Flavio Cattaneo turned around the Italian incumbent’s performance but got on the wrong side of top shareholder Vivendi.

As expected, Telecom Italia late on Monday announced that it will part ways with CEO Flavio Cattaneo, agreeing to pay him €25 million on departure.

His exit would appear to have nothing to do with the performance of Telecom Italia – also known as TIM – and everything to do with his handling of a rural fibre dispute with the government and the damage it inflicted on his relationship with top shareholder Vivendi.

TIM’s press department certainly seems sad to see Cattaneo go, giving him a glowing review when announcing his leaving.

The telco said Cattaneo had completed a "major and extraordinary turnaround of the business," with quarterly financial reports that were positive on every metric.

Under Cattaneo, TIM had grown its customers and revenues to "levels not reached in the last 10 years," the company continued.

"It is universally recognised that such a recovery has never before been seen, making it the first among the major European telecommunications companies that were formerly incumbent in Europe and the U.S., in terms of speed of growth of all main topline drivers, and of profitability, as well achieving the greatest coverage in fibre."

Indeed, when Cattaneo took over from Marco Patuano in late March 2016, he joined a stagnant and heavily-indebted operator.
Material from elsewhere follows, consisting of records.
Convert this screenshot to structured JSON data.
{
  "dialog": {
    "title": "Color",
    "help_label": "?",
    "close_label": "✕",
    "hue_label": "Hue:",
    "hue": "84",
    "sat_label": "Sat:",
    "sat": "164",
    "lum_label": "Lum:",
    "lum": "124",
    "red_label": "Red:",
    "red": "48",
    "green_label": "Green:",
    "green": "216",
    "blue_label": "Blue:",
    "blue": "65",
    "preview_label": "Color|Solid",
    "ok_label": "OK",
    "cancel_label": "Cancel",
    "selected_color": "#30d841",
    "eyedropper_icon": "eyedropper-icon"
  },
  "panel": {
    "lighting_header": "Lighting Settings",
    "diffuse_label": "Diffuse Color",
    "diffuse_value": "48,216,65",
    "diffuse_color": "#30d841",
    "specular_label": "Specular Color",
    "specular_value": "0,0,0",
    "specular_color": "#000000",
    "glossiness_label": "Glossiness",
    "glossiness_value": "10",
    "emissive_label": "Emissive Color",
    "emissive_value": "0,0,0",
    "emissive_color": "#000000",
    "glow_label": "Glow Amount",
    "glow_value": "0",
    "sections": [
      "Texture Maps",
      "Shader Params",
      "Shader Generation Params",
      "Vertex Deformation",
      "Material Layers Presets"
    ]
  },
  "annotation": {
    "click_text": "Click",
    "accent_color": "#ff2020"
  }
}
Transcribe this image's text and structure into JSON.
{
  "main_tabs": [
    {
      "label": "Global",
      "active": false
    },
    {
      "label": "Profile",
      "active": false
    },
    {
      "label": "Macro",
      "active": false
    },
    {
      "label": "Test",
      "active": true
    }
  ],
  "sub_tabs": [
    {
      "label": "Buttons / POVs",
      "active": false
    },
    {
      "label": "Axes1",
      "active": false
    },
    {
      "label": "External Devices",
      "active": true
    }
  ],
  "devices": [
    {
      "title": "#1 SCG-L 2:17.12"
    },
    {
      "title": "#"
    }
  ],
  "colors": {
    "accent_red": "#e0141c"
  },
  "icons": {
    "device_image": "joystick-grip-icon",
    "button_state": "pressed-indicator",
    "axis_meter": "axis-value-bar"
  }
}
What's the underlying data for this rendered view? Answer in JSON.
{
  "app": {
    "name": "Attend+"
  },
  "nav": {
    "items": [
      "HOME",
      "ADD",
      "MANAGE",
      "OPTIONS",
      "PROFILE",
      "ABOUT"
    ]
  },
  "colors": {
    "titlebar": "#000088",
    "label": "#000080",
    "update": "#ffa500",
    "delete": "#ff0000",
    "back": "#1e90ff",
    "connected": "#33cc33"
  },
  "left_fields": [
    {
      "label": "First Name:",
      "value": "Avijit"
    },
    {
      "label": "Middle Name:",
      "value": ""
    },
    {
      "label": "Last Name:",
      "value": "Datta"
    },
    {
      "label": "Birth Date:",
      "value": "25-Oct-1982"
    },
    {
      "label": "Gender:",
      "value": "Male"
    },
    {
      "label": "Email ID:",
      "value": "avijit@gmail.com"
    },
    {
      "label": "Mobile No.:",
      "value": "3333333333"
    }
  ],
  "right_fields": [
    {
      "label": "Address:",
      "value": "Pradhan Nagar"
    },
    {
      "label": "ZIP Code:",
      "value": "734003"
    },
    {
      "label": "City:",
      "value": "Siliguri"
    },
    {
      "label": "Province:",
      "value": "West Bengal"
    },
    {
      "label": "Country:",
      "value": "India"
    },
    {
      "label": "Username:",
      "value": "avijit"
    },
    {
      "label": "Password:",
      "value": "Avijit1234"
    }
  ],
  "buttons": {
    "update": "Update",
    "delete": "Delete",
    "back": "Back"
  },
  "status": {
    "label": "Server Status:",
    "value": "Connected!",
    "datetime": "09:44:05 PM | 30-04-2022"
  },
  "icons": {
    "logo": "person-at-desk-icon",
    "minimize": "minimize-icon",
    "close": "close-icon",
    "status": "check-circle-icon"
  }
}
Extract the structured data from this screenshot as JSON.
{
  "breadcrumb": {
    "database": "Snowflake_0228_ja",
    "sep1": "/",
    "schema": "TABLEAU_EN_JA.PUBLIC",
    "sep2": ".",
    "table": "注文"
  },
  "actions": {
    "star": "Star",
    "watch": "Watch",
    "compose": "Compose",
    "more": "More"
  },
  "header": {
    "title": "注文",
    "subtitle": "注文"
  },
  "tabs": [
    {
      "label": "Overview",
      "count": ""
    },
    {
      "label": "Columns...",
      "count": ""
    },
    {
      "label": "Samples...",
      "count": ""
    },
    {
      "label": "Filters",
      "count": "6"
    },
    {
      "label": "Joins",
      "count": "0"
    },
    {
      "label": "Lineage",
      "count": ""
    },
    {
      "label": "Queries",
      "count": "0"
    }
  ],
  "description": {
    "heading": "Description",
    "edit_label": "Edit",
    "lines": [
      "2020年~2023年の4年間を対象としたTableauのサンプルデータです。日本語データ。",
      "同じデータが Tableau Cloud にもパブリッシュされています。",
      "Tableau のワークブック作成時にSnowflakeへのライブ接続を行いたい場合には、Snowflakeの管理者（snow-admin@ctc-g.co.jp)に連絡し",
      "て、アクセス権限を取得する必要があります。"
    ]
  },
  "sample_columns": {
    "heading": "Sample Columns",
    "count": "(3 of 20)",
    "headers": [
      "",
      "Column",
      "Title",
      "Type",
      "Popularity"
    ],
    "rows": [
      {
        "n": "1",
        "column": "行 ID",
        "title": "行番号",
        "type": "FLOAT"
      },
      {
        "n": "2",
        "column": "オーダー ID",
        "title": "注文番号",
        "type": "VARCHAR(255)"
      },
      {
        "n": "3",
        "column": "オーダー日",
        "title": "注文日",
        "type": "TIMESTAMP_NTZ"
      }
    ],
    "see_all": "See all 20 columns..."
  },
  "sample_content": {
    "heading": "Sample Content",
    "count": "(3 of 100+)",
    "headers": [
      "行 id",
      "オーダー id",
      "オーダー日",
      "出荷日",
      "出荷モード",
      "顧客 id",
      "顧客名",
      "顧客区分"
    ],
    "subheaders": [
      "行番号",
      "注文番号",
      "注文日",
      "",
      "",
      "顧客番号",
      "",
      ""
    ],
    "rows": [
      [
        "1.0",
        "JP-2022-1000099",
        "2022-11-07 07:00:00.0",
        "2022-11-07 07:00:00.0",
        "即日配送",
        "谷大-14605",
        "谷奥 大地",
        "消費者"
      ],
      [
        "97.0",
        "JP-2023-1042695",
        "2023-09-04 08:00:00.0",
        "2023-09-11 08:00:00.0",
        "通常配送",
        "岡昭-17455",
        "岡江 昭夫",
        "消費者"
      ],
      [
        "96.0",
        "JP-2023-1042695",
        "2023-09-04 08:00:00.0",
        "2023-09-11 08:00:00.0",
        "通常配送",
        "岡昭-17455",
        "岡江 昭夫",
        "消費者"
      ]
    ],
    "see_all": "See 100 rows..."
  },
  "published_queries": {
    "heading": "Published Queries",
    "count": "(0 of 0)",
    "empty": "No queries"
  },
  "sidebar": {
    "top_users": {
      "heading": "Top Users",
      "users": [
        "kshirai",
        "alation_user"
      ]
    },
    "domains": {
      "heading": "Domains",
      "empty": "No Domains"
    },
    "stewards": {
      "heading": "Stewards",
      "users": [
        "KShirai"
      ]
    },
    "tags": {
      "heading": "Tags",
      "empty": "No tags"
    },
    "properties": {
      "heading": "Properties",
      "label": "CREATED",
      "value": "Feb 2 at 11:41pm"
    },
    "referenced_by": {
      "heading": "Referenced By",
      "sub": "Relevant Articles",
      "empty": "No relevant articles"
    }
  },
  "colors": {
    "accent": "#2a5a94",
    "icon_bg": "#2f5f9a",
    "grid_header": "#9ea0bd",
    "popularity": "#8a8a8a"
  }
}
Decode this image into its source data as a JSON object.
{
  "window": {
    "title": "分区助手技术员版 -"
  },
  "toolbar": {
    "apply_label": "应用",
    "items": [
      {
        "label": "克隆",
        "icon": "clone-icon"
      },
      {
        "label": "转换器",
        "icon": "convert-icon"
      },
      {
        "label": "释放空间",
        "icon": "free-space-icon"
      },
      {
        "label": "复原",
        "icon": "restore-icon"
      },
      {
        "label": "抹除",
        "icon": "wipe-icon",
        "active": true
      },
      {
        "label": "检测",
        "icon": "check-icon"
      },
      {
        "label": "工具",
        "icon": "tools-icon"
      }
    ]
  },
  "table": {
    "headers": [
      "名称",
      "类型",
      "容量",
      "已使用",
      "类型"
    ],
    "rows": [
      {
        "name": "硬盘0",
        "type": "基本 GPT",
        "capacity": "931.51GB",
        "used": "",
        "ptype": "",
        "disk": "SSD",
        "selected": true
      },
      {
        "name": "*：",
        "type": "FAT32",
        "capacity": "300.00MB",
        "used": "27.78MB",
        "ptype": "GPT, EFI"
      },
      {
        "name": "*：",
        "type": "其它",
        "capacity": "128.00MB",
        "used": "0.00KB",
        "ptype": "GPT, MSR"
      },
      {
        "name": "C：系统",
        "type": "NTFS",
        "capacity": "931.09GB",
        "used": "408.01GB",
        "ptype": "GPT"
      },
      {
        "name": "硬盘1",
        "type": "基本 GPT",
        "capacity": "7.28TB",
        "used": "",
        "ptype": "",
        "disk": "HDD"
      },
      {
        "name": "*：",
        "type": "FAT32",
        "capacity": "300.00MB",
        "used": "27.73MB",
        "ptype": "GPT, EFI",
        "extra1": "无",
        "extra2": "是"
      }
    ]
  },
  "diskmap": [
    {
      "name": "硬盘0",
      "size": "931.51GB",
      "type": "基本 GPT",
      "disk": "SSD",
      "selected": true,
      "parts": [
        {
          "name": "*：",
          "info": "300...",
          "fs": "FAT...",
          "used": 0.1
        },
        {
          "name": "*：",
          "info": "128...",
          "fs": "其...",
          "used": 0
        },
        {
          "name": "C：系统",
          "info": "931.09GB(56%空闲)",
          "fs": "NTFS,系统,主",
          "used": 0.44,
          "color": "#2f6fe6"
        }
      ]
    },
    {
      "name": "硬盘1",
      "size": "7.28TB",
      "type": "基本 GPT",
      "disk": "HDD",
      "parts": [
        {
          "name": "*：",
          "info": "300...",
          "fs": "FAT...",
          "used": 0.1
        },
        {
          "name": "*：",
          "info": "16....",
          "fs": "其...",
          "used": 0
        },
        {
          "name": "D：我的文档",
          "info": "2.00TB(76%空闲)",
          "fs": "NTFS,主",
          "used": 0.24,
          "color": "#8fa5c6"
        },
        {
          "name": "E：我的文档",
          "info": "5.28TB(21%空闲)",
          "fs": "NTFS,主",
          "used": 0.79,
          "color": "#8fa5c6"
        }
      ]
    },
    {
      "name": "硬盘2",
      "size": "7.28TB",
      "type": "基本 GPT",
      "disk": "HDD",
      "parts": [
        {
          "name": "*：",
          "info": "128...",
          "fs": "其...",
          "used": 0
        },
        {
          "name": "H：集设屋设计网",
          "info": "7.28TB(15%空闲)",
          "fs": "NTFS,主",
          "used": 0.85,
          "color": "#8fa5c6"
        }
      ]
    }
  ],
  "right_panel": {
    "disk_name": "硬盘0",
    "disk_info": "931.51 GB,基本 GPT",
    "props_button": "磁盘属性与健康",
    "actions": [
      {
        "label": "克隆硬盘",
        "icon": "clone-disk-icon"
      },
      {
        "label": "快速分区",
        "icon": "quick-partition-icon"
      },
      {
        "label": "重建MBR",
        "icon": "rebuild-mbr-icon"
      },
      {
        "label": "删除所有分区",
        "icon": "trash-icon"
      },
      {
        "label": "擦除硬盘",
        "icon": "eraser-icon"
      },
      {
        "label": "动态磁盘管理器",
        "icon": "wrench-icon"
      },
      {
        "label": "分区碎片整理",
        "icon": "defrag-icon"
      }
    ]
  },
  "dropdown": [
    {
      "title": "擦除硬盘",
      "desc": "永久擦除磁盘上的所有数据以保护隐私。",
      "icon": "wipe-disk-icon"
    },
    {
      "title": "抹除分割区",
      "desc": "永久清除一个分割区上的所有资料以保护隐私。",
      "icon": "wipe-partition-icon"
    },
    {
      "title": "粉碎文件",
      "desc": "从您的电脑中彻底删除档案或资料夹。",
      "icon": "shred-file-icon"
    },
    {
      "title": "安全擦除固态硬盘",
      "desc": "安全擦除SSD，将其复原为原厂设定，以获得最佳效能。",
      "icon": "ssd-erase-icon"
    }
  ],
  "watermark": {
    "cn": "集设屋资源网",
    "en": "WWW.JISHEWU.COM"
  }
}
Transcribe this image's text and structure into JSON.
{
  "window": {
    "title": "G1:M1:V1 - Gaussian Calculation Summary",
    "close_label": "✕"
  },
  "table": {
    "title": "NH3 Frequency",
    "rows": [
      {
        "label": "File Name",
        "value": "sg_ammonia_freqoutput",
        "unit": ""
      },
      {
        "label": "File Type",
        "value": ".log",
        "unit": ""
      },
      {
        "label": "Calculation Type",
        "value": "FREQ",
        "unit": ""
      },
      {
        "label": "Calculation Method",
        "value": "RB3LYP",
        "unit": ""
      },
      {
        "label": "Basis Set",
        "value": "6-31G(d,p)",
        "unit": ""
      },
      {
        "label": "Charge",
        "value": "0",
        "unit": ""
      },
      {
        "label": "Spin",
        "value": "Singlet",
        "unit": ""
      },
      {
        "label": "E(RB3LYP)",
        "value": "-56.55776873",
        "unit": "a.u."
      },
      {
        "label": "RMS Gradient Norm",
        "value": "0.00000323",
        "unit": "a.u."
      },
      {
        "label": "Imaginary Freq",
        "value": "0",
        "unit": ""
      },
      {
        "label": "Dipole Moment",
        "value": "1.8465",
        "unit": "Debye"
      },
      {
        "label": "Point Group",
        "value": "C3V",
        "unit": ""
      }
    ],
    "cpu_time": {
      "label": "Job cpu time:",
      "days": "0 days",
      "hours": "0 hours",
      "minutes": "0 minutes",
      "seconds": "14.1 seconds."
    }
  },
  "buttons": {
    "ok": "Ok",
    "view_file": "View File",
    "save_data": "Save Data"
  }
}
TIM offered Cattaneo a hefty €40 million bonus to turn the company round, and while that move attracted strong criticism from some quarters, it appears to have paid off, despite his brief tenure.

TIM raised its full year EBITDA outlook after Cattaneo’s first quarter at the helm.

The following quarter, TIM’s revenue and EBITDA came in ahead of expectations.

TIM said that in 2016, its domestic operation turned in its best annual performance since 2007.

In the first quarter of 2017, TIM’s group revenue surged 8.54% year-on-year, while EBITDA jumped 16.24%.

However, just as Patuano before him, Cattaneo’s fatal mistake was to seemingly fall out with Vivendi, which owns 23.94% of TIM, making it the company’s biggest single shareholder.

The cause of this falling out was Cattaneo’s dispute with the Italian government over TIM’s rural fibre deployment.

The government had launched tenders aimed to subsidise rollouts in unprofitable, so-called ‘white’ areas of the country, which were identified via a consultation in which TIM participated.

TIM signed up to the first of three tenders, but then withdrew, opting instead to invest in its own networks. This change of course angered the government, because its tenders are supposed to pay for networks in parts of the country where there is no competing infrastructure. It subsequently launched an antitrust probe to ascertain whether TIM abused its dominant position.

It also put Cattaneo on a collision course with Vivendi, which reportedly urged him to soften his approach to dealing with the government.

Vivendi is currently having a dispute of its own with the government over its stakes in both TIM and Italian broadcaster Mediaset – in which it holds 28.8% – and allegedly wants to avoid further antagonising the government.

Under Italy’s media plurality law, no single company is allowed to wield significant influence over both a telco and a media company. Telco regulator AGCOM has ordered Vivendi to reduce its holding in either TIM or Mediaset; Vivendi has appealed the ruling.

According to local press reports, the final straw seems to have been Cattaneo’s opposition to Vivendi’s alleged plan to appoint Amos Genish as managing director to work alongside him.

Genish joined Vivendi in January as its chief convergence officer. Before that he was CEO of Telefonica Brasil.

TIM did not name a successor to Cattaneo; however, reports over the weekend claimed that his responsibilities will be split between Genish; Vivendi CEO and TIM chairman Arnaud de Puyfontaine; and deputy TIM chairman Giuseppe Recchi.

For leaving early, Cattaneo will not receive the full €40 million special award he was offered on his arrival. Instead, he will receive €22.9 million of that sum, plus a further €2.1 million provided he does not join a direct competitor to TIM in Italy or Brazil, or solicit offers from them.